Not to be outdone by arch-rival storage company Western Digital, the Personal Cloud is Seagate's answer to the WD MyCloud, a NAS that makes it as simple as possible to access your stored movies, pictures, music and documents remotely.
The Personal Cloud can be used to stream video or music to a number of devices, from smartphones and tablets, to Roku, Google Chromecast and a number of smart TVs. It also supports local file system backup including Apple's Time Machine.
The Personal Cloud is sold in a number of configurations, all of which come as units with either one or two disks, indicated by the phrase '2-Bay' added to the end of the product name. There are no diskless versions available.
Capacities range from 3TB to 8TB, and are priced fairly reasonably, from £119.99 in the UK for the single-bay 3TB version (in the US this capacity goes for around $186, or $260 in Australia) and the 8TB (2 x 4TB) version goes for around £350 ($454 in the US, $633 in Australia).
With mainstream users in mind, Seagate has tried to make the Personal Cloud hardware, software and setup process as simple as possible. Doing so without cutting out features or functionality can be tricky, especially since network storage can become very complicated.
Synology gets a lot of deserved praise from reviewers, as its devices seem to have hit this balance of usability and functionality well, but Seagate's efforts with the Personal Cloud are certainly commendable.
Of course, enterprise-level features aren't necessary, but secure multi-user support is paramount, even on consumer-grade models like the Personal Cloud.

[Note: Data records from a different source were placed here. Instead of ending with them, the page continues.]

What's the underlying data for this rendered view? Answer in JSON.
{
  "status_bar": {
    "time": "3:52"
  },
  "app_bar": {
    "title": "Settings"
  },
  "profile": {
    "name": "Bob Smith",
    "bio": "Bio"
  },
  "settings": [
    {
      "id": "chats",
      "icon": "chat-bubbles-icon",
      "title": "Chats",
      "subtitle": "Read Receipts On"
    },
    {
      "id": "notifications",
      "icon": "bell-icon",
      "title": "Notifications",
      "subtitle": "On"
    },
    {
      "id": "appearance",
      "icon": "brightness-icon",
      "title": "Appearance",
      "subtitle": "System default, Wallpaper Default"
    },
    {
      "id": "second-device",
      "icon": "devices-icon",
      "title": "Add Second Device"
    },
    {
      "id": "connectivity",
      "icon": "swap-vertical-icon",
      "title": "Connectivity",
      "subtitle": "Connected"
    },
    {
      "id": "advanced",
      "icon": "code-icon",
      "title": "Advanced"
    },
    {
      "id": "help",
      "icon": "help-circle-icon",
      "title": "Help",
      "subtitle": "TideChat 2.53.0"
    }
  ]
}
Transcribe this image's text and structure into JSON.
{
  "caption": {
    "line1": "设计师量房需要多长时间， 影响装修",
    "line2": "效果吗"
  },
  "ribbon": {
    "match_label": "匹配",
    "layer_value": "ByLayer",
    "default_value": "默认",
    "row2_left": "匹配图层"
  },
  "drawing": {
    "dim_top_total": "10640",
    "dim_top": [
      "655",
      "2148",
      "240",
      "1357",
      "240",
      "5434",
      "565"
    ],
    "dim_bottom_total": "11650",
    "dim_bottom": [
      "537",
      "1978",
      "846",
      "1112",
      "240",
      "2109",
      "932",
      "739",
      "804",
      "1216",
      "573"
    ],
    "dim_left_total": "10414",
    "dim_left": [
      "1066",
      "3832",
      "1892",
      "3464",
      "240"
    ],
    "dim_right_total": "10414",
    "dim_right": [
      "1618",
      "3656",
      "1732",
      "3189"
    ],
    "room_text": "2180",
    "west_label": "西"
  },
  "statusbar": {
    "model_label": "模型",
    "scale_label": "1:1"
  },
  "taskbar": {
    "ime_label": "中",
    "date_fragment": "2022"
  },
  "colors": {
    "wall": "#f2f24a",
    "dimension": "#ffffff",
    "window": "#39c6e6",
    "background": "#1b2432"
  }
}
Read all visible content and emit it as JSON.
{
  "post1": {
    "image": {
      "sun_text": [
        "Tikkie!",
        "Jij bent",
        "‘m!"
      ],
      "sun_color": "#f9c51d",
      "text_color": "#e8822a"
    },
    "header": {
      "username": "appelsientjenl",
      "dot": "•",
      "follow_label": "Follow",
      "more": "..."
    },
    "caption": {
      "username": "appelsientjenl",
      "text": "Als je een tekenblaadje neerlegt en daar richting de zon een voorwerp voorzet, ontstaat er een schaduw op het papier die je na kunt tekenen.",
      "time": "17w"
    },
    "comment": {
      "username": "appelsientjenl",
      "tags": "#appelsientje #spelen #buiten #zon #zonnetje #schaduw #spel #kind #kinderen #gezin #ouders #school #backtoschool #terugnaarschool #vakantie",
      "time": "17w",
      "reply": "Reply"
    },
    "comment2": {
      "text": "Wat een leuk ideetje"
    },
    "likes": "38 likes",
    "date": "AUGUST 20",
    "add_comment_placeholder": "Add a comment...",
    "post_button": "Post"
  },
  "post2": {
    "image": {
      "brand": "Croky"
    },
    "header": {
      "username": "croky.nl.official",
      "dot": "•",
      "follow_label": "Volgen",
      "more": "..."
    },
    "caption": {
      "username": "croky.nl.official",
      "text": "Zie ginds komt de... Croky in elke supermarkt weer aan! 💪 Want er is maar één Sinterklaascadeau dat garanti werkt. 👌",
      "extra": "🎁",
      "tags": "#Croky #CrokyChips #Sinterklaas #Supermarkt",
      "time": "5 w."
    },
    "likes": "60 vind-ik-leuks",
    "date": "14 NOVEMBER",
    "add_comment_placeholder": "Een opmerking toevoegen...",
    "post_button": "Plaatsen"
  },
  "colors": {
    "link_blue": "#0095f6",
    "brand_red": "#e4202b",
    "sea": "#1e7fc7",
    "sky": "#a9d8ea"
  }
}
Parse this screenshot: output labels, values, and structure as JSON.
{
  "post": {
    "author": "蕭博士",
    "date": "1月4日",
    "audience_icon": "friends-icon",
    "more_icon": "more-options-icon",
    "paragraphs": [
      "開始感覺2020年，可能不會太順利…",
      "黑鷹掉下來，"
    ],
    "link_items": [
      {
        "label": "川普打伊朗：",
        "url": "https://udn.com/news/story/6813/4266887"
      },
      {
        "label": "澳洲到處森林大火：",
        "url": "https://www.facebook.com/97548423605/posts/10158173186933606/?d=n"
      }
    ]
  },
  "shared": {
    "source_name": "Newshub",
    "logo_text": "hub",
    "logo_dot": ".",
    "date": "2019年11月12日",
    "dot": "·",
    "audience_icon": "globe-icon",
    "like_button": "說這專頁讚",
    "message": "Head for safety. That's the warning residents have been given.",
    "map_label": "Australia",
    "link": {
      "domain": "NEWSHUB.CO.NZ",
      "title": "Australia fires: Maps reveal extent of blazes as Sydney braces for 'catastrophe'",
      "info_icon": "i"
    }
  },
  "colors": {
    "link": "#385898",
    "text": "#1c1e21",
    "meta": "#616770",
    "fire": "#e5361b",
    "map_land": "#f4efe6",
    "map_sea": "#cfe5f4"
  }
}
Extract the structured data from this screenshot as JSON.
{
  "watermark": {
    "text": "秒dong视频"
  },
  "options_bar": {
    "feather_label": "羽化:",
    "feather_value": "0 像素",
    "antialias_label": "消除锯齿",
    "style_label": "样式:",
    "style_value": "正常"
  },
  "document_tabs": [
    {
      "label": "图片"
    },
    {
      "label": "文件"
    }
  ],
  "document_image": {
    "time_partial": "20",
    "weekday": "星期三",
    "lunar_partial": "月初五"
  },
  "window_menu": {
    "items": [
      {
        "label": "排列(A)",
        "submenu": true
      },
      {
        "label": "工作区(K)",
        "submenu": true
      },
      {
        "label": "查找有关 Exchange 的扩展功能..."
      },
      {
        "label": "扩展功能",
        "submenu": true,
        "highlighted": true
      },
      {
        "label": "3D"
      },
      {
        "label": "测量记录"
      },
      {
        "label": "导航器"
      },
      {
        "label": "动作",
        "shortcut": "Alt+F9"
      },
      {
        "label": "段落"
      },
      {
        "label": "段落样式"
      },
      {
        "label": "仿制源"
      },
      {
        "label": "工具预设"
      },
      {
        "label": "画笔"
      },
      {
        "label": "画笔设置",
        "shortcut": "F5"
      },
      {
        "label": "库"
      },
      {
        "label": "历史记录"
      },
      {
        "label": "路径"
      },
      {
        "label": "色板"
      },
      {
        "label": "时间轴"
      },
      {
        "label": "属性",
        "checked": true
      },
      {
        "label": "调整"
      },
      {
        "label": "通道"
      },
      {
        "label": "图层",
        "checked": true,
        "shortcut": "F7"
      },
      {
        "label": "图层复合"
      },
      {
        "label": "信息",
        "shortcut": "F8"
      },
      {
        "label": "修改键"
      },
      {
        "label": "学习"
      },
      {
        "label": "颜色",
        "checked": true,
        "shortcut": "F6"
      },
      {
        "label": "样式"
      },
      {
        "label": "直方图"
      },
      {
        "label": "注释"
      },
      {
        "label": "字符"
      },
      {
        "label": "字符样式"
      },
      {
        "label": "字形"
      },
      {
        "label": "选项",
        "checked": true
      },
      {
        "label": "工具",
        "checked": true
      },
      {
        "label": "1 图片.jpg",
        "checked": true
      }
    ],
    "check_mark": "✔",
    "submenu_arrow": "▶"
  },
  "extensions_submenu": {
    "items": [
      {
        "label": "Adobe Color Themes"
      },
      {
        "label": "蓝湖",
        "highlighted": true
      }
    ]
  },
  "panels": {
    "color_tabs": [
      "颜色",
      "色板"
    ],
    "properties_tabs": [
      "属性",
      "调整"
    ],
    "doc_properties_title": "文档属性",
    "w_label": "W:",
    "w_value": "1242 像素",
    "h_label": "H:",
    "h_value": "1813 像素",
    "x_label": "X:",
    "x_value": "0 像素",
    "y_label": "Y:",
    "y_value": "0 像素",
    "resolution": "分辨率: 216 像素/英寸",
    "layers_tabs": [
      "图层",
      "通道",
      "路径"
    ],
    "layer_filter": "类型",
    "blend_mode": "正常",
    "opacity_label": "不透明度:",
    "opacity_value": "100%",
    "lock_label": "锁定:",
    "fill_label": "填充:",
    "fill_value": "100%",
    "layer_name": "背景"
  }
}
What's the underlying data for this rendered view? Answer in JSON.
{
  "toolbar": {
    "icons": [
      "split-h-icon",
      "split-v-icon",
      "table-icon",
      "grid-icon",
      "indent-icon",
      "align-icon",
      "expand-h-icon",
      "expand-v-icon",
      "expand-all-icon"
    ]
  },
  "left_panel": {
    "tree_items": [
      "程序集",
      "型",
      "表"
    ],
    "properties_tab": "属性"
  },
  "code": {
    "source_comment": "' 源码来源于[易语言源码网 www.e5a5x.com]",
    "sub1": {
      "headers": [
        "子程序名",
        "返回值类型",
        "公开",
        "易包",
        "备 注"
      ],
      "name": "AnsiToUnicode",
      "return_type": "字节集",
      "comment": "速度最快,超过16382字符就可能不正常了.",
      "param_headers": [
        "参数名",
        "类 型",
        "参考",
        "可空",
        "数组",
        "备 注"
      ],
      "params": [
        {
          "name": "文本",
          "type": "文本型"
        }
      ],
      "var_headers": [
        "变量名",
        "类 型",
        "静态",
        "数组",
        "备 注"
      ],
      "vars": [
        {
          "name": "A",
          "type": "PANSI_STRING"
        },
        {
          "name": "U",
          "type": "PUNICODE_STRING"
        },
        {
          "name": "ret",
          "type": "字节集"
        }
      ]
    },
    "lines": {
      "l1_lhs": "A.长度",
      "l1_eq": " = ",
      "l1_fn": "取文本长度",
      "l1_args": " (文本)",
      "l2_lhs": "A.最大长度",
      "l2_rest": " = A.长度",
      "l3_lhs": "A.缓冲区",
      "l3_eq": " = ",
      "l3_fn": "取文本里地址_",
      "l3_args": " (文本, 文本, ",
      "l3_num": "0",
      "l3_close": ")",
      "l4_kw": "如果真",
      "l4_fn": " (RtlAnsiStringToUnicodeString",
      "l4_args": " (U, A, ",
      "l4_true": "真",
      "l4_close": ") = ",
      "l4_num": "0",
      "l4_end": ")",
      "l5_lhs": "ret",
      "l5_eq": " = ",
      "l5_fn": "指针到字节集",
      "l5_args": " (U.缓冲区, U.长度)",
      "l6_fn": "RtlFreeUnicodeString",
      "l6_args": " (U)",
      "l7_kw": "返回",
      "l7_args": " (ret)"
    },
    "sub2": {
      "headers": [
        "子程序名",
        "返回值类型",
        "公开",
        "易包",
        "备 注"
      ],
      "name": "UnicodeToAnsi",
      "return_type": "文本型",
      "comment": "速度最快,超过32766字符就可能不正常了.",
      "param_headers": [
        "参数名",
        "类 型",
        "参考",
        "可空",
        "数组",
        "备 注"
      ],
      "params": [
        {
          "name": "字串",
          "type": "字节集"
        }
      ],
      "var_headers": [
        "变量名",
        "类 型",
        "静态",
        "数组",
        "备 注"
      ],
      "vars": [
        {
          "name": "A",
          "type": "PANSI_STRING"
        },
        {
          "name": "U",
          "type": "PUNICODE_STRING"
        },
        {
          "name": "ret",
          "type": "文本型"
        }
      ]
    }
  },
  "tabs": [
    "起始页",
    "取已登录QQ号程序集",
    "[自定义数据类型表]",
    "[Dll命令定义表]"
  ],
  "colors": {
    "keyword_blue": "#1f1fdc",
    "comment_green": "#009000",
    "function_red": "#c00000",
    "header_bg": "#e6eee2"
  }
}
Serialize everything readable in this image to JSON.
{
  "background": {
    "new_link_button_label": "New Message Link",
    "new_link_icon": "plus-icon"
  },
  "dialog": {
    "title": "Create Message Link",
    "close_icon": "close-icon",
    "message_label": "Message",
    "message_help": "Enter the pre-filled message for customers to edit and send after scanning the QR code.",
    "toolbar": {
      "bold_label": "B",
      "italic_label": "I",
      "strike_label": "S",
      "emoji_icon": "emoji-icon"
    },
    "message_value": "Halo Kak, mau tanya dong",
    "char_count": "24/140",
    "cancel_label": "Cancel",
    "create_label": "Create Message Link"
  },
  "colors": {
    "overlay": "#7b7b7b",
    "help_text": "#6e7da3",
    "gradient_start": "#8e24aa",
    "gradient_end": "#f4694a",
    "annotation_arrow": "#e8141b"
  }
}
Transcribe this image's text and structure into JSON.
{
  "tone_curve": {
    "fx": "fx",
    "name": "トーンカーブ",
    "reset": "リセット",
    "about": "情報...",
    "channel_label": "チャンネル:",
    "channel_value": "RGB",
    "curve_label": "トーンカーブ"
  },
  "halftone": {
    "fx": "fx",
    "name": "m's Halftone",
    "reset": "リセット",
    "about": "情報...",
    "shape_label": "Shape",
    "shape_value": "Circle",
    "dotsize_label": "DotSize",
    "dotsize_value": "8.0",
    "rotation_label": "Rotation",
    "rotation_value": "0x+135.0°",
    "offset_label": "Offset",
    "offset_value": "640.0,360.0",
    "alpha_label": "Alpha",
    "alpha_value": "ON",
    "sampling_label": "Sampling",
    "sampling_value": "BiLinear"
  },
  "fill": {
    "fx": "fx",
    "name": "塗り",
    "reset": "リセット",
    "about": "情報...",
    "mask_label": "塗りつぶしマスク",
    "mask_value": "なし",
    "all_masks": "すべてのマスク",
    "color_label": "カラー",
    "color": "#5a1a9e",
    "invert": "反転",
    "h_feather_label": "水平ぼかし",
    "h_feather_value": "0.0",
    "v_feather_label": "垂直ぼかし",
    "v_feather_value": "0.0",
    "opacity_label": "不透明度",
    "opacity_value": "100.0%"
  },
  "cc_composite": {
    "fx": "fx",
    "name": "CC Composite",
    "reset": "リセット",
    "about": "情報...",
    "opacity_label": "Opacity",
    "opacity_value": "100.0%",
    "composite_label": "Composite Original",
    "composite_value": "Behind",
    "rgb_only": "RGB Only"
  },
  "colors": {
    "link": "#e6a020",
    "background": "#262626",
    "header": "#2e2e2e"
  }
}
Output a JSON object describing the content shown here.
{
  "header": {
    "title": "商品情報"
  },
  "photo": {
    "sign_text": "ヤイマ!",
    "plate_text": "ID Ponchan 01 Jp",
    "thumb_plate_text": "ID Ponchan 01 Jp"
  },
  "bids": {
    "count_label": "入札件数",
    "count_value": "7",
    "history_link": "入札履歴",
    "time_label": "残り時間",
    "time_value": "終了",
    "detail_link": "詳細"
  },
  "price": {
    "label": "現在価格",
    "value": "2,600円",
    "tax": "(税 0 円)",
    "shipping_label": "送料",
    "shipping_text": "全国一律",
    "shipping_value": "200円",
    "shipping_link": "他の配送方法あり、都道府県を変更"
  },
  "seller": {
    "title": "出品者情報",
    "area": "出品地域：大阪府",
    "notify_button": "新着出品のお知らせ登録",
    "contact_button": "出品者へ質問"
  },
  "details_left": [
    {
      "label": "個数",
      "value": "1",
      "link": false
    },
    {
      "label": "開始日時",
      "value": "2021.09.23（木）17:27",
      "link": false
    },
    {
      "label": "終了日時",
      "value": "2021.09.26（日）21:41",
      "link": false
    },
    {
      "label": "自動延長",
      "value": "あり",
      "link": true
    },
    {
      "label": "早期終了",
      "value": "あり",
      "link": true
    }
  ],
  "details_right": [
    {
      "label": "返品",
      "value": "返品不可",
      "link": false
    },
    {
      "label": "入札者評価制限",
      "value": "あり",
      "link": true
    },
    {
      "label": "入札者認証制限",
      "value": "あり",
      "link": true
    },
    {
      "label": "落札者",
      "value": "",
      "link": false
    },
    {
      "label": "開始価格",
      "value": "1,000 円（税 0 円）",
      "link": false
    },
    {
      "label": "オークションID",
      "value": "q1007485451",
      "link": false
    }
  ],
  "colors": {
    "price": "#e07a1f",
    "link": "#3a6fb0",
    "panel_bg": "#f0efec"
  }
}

This is even more important, given how the Personal Cloud is designed to be opened up for use on the wider internet.
The unit is physically quite attractive. Although the underside is angled, the device is almost a perfect square with 23cm sides. At just 5cm off the ground, it's perfectly sized to fit underneath a TV.
The top is decked out in a glossy black plastic while the sides are matte. There are few distinguishing marks or features – a single white LED on the top is there to indicate power, and there is also a Seagate logo on the front and a pair of USB ports. There's a USB 3 port on the right and a USB 2 port on the back, along with the RJ-45 gigabit Ethernet port and power connector. The power button is kept out of sight at the back.
The included paper pamphlet is really just a quick-start guide, with a few diagrams that show how to plug it in to your router and access files. A more comprehensive user manual is available online.
It is possible to open the Personal Cloud unit to upgrade or replace the drives, by pressing a second button at the back, then hooking the lid off by applying a little pressure. It's not the easiest thing to do – Seagate doesn't intend the unit to be opened regularly.
Enter the Personal Cloud IP address in a browser and the first screen asks you to agree to terms and conditions. Without prompting you, if the device can get online it automatically downloads and installs firmware updates, a process that takes quite a while.
If you've gone with a 2-Bay variant with a pair of disks, the next screen asks whether you want to create a volume using RAID 0 (striping for performance) or 1 (mirroring for hardware redundancy). There's no JBOD option.
After another wait as it builds the volume, this Seagate offering then asks you to create an account for the registered owner of the device. This step is required, and you need to provide an email address, password and timezone. You're then sent an email with a registration code to activate Seagate Access, the name for the media sharing app. After the cogs and gears grind a bit more, the device is ready to use.
By default, you'll receive status emails from the device, with the results of disk checks and so on, and (presumably) any errors, if the capacity is full and so on.
The main interface has been made to look as minimalist as possible, a style that gets a big thumbs up. Everything looks really clean and inviting to use. Even progress bars are well designed and attractive.
The Home screen that greets you upon login is a set of links to the various apps on the device, with the left-most one called Device Manager being the most important, where you find all the options to set up the Personal Cloud. Running along the top are a series of links: quick shutdown, a search function, links to the manual and a simple notification system.
Under Device Manager are settings to keep an eye on disk, memory and processor usage. When you add a new user, you can create a username and password yourself, or simply add an email address, and the user will be sent a link for them to create their own password.
There's also a (paltry) selection of apps to download. One of these is a download manager for torrent files, something a lot of people want from their NAS as it lets them seed and download their torrents (of freeware Linux ISOs, naturally) without having to leave a PC on.
You can have up to 20 concurrent downloads, added either via a local file or a URL. The download and upload rates can be adjusted, and a nice touch is that when a download finishes, the NAS sends the owner an email to inform them.
Among the other apps, there's also a Plex media server and basic support for hosted Wordpress sites.